- Problem requirements: Could each record be written out again exactly as it stands?

[Source data Boundary: Start]

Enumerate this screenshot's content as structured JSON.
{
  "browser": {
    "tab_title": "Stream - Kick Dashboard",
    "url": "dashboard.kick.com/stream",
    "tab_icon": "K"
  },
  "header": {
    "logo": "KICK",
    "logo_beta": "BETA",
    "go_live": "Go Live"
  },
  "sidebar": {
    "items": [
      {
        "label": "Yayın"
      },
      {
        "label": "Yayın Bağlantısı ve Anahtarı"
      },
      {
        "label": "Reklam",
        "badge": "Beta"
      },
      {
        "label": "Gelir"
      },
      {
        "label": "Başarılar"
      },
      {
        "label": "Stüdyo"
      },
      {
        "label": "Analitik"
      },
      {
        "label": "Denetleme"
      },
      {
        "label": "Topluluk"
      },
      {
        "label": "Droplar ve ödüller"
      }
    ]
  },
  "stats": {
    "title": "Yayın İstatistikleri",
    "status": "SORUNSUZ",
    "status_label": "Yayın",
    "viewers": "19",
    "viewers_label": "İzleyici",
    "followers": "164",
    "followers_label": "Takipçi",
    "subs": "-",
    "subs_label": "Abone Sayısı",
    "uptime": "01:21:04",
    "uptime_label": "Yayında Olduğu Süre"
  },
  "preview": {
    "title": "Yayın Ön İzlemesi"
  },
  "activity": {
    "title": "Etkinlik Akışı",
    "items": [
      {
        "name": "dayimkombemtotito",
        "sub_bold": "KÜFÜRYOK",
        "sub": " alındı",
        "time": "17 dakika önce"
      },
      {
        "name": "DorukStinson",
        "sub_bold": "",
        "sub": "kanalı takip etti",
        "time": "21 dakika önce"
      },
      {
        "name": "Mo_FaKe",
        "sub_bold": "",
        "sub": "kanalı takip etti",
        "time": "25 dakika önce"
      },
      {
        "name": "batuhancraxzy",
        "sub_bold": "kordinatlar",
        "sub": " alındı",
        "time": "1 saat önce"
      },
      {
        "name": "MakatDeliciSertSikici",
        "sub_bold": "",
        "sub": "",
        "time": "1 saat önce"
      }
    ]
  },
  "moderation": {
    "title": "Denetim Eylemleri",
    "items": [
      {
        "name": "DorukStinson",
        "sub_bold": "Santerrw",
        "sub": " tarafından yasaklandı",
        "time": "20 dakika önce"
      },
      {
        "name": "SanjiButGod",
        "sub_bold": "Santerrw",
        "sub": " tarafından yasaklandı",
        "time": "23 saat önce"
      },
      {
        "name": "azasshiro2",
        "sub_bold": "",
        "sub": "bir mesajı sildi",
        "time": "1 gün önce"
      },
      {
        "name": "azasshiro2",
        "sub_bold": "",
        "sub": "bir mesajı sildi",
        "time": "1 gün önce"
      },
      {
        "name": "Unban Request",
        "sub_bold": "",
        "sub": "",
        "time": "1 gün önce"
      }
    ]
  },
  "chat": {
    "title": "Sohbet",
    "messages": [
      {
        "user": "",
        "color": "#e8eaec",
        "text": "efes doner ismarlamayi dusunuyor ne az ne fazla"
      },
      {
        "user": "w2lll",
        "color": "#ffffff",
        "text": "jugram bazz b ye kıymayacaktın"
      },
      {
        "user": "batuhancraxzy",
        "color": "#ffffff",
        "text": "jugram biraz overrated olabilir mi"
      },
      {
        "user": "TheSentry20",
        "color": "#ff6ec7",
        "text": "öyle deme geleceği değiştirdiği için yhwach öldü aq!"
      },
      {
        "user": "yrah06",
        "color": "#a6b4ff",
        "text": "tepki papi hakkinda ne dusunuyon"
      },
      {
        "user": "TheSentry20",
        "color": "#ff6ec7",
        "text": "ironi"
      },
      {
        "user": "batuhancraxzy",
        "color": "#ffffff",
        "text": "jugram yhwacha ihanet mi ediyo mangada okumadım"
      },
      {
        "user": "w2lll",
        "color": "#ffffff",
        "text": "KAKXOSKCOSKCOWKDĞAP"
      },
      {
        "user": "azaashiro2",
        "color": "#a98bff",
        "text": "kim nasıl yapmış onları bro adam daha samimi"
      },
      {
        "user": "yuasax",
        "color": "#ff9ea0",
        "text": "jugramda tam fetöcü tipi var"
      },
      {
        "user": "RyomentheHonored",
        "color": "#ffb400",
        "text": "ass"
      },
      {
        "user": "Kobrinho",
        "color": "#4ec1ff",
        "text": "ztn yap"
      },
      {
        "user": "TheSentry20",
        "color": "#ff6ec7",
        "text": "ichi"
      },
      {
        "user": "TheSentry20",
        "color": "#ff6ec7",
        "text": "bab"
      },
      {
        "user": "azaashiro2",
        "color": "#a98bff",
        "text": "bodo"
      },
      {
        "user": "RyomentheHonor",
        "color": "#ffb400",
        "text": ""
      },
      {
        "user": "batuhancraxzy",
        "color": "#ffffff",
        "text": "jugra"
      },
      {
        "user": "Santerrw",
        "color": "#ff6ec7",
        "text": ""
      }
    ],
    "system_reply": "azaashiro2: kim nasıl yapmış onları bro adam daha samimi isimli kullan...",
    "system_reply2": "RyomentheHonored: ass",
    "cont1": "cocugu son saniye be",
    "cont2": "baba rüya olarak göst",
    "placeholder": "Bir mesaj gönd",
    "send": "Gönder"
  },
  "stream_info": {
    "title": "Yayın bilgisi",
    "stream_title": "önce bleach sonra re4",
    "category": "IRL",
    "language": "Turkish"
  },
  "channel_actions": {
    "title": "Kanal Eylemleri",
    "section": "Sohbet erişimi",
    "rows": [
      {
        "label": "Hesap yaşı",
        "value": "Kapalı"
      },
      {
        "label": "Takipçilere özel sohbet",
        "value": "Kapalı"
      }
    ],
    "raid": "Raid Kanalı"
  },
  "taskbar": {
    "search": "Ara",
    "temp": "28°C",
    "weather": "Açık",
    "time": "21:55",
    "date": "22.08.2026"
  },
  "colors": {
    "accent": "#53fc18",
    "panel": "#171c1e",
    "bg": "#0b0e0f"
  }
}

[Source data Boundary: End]

- Result:
Enumerate this screenshot's content as structured JSON.
{
  "browser": {
    "tab_title": "Stream - Kick Dashboard",
    "url": "dashboard.kick.com/stream",
    "tab_icon": "K"
  },
  "header": {
    "logo": "KICK",
    "logo_beta": "BETA",
    "go_live": "Go Live"
  },
  "sidebar": {
    "items": [
      {
        "label": "Yayın"
      },
      {
        "label": "Yayın Bağlantısı ve Anahtarı"
      },
      {
        "label": "Reklam",
        "badge": "Beta"
      },
      {
        "label": "Gelir"
      },
      {
        "label": "Başarılar"
      },
      {
        "label": "Stüdyo"
      },
      {
        "label": "Analitik"
      },
      {
        "label": "Denetleme"
      },
      {
        "label": "Topluluk"
      },
      {
        "label": "Droplar ve ödüller"
      }
    ]
  },
  "stats": {
    "title": "Yayın İstatistikleri",
    "status": "SORUNSUZ",
    "status_label": "Yayın",
    "viewers": "19",
    "viewers_label": "İzleyici",
    "followers": "164",
    "followers_label": "Takipçi",
    "subs": "-",
    "subs_label": "Abone Sayısı",
    "uptime": "01:21:04",
    "uptime_label": "Yayında Olduğu Süre"
  },
  "preview": {
    "title": "Yayın Ön İzlemesi"
  },
  "activity": {
    "title": "Etkinlik Akışı",
    "items": [
      {
        "name": "dayimkombemtotito",
        "sub_bold": "KÜFÜRYOK",
        "sub": " alındı",
        "time": "17 dakika önce"
      },
      {
        "name": "DorukStinson",
        "sub_bold": "",
        "sub": "kanalı takip etti",
        "time": "21 dakika önce"
      },
      {
        "name": "Mo_FaKe",
        "sub_bold": "",
        "sub": "kanalı takip etti",
        "time": "25 dakika önce"
      },
      {
        "name": "batuhancraxzy",
        "sub_bold": "kordinatlar",
        "sub": " alındı",
        "time": "1 saat önce"
      },
      {
        "name": "MakatDeliciSertSikici",
        "sub_bold": "",
        "sub": "",
        "time": "1 saat önce"
      }
    ]
  },
  "moderation": {
    "title": "Denetim Eylemleri",
    "items": [
      {
        "name": "DorukStinson",
        "sub_bold": "Santerrw",
        "sub": " tarafından yasaklandı",
        "time": "20 dakika önce"
      },
      {
        "name": "SanjiButGod",
        "sub_bold": "Santerrw",
        "sub": " tarafından yasaklandı",
        "time": "23 saat önce"
      },
      {
        "name": "azasshiro2",
        "sub_bold": "",
        "sub": "bir mesajı sildi",
        "time": "1 gün önce"
      },
      {
        "name": "azasshiro2",
        "sub_bold": "",
        "sub": "bir mesajı sildi",
        "time": "1 gün önce"
      },
      {
        "name": "Unban Request",
        "sub_bold": "",
        "sub": "",
        "time": "1 gün önce"
      }
    ]
  },
  "chat": {
    "title": "Sohbet",
    "messages": [
      {
        "user": "",
        "color": "#e8eaec",
        "text": "efes doner ismarlamayi dusunuyor ne az ne fazla"
      },
      {
        "user": "w2lll",
        "color": "#ffffff",
        "text": "jugram bazz b ye kıymayacaktın"
      },
      {
        "user": "batuhancraxzy",
        "color": "#ffffff",
        "text": "jugram biraz overrated olabilir mi"
      },
      {
        "user": "TheSentry20",
        "color": "#ff6ec7",
        "text": "öyle deme geleceği değiştirdiği için yhwach öldü aq!"
      },
      {
        "user": "yrah06",
        "color": "#a6b4ff",
        "text": "tepki papi hakkinda ne dusunuyon"
      },
      {
        "user": "TheSentry20",
        "color": "#ff6ec7",
        "text": "ironi"
      },
      {
        "user": "batuhancraxzy",
        "color": "#ffffff",
        "text": "jugram yhwacha ihanet mi ediyo mangada okumadım"
      },
      {
        "user": "w2lll",
        "color": "#ffffff",
        "text": "KAKXOSKCOSKCOWKDĞAP"
      },
      {
        "user": "azaashiro2",
        "color": "#a98bff",
        "text": "kim nasıl yapmış onları bro adam daha samimi"
      },
      {
        "user": "yuasax",
        "color": "#ff9ea0",
        "text": "jugramda tam fetöcü tipi var"
      },
      {
        "user": "RyomentheHonored",
        "color": "#ffb400",
        "text": "ass"
      },
      {
        "user": "Kobrinho",
        "color": "#4ec1ff",
        "text": "ztn yap"
      },
      {
        "user": "TheSentry20",
        "color": "#ff6ec7",
        "text": "ichi"
      },
      {
        "user": "TheSentry20",
        "color": "#ff6ec7",
        "text": "bab"
      },
      {
        "user": "azaashiro2",
        "color": "#a98bff",
        "text": "bodo"
      },
      {
        "user": "RyomentheHonor",
        "color": "#ffb400",
        "text": ""
      },
      {
        "user": "batuhancraxzy",
        "color": "#ffffff",
        "text": "jugra"
      },
      {
        "user": "Santerrw",
        "color": "#ff6ec7",
        "text": ""
      }
    ],
    "system_reply": "azaashiro2: kim nasıl yapmış onları bro adam daha samimi isimli kullan...",
    "system_reply2": "RyomentheHonored: ass",
    "cont1": "cocugu son saniye be",
    "cont2": "baba rüya olarak göst",
    "placeholder": "Bir mesaj gönd",
    "send": "Gönder"
  },
  "stream_info": {
    "title": "Yayın bilgisi",
    "stream_title": "önce bleach sonra re4",
    "category": "IRL",
    "language": "Turkish"
  },
  "channel_actions": {
    "title": "Kanal Eylemleri",
    "section": "Sohbet erişimi",
    "rows": [
      {
        "label": "Hesap yaşı",
        "value": "Kapalı"
      },
      {
        "label": "Takipçilere özel sohbet",
        "value": "Kapalı"
      }
    ],
    "raid": "Raid Kanalı"
  },
  "taskbar": {
    "search": "Ara",
    "temp": "28°C",
    "weather": "Açık",
    "time": "21:55",
    "date": "22.08.2026"
  },
  "colors": {
    "accent": "#53fc18",
    "panel": "#171c1e",
    "bg": "#0b0e0f"
  }
}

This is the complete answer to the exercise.